On appeal, defendant does not contend that the $3,250 award for the salvage value of the truck was improper, even though defendant objected to that award in the trial court. He claims in his opening brief that adding $3,250 to the award was permissible because the insurance company deducted that amount from its settlement with Smith. But defendant misses the point; $3,250 was deducted from the insurance settlement because Smith retained the truck that was worth $3,250.
The trial court should have begun its calculation of restitution based on fair market value by determining the reduction in value of the truck, which truck Smith kept, instead of simply adopting the insurance company payout amount. Here, the reduction in value was $17,225.45.
One last observation concerning the trial court's award—this relating to the award to Smith of $1,000 because he had a $1,000 deductible on his insurance policy: if the trial court had started by determining the reduction in value of the truck, the $1,000 for the deductible on the insurance policy would have been irrelevant because, ultimately, it is the reduction in value not the insurance payout that the court must determine. (In effect, the trial court here subtracted $1,000 from the value of the truck by using the insurance payout amount and then added it back to the bottom line of the restitution award.)
With these principles in mind, the proper components of the restitution award, therefore, are as follows:
(1) $17,225.45 for the reduction in value of the truck;
(2) $198.47 for rental car costs;
(3) $71 for a DMV print-out;
(4) $1,291.91 for sales tax; and
(5) $19 for the salvage certificate fees.
The total restitution award is the sum of those values: $18,805.83.
Having found no error except as it related to the restitution order, we need not consider defendant's argument that the cumulative effect of errors was prejudicial and should result in reversal of the judgment.
The judgment is modified by reducing the restitution award to Smith to $18,805.83. As modified, the judgment is affirmed. The trial court is directed to prepare an amended abstract of judgment reflecting the modification and to send the amended abstract to the Department of Corrections and Rehabilitation.
1. Defendant contends: (1) there was insufficient evidence of robbery because there was no evidence that force or fear was used in the taking or asportation of the marijuana; (2) the prosecutor committed misconduct by misstating the law regarding robbery; (3) the trial court erred by denying defendant's Penal Code section 1118.1 motion; (4) the trial court abused its discretion by denying defendant's midtrial motion to represent himself; (5) the trial court abused its discretion by ordering too much restitution; and (6) cumulative error requires reversal.

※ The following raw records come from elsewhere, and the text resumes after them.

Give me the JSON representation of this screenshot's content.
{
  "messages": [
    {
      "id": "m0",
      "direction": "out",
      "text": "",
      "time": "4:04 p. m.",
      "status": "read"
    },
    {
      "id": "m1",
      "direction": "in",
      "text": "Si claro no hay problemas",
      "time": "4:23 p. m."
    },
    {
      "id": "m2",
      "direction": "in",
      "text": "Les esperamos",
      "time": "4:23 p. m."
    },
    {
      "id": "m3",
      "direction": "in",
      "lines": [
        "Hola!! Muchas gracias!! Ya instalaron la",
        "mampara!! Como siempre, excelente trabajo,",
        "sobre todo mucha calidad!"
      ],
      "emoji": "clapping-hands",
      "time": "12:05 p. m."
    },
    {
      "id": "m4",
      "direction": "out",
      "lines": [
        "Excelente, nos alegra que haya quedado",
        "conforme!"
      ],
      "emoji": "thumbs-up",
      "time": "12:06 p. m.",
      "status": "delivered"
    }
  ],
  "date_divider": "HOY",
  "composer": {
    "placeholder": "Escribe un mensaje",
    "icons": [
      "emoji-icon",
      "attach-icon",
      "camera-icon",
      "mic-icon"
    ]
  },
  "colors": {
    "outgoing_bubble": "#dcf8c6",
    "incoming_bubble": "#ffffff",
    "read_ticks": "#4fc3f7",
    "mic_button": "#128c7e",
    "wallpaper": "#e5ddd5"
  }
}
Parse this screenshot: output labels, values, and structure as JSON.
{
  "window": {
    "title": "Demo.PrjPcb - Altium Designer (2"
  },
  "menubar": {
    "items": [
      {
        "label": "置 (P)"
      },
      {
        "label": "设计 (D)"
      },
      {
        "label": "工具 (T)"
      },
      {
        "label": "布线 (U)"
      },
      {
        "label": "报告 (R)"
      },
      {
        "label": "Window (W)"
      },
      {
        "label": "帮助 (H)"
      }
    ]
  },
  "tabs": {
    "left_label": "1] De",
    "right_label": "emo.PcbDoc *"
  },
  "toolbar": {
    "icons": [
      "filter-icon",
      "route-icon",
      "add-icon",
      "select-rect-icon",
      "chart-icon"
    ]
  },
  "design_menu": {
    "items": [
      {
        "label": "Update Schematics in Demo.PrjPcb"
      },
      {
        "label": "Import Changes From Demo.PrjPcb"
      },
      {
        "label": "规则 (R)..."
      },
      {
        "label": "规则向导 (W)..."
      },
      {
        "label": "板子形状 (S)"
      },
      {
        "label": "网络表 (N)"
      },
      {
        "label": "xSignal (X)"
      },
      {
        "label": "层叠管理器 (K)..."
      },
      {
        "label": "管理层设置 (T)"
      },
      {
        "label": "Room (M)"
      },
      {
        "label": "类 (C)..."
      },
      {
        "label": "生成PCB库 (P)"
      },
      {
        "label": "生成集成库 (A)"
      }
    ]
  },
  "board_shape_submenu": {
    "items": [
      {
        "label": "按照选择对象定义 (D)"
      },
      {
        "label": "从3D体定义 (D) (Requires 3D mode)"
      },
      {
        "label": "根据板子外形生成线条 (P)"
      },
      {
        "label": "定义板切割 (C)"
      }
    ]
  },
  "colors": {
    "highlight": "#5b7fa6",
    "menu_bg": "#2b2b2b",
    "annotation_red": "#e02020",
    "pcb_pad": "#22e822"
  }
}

2. Restitution of $990.41 to the victim's compensation fund for money given to Smith to pay for his broken fence was ordered but is not in dispute on appeal.
3. The evidence from the insurance company was considered to establish values, not as a collateral source of restitution. (See People v. Birkett (1999) 21 Cal.4th 226.)
NICHOLSON , J.
We concur: BLEASE , Acting P. J. HOCH , J.
A free source of state and federal court opinions, state laws, and the United States Code. For more information about the legal concepts addressed by these cases and statutes visit FindLaw's Learn About the Law.
Docket No: C076938
Decided: April 07, 2017
Court: Court of Appeal, Third District, California.
Search our directory by legal issue
Enter information in one or both fields (Required)
FindLaw for Legal Professionals
Search our directory by legal issue
Enter information in one or both fields (Required)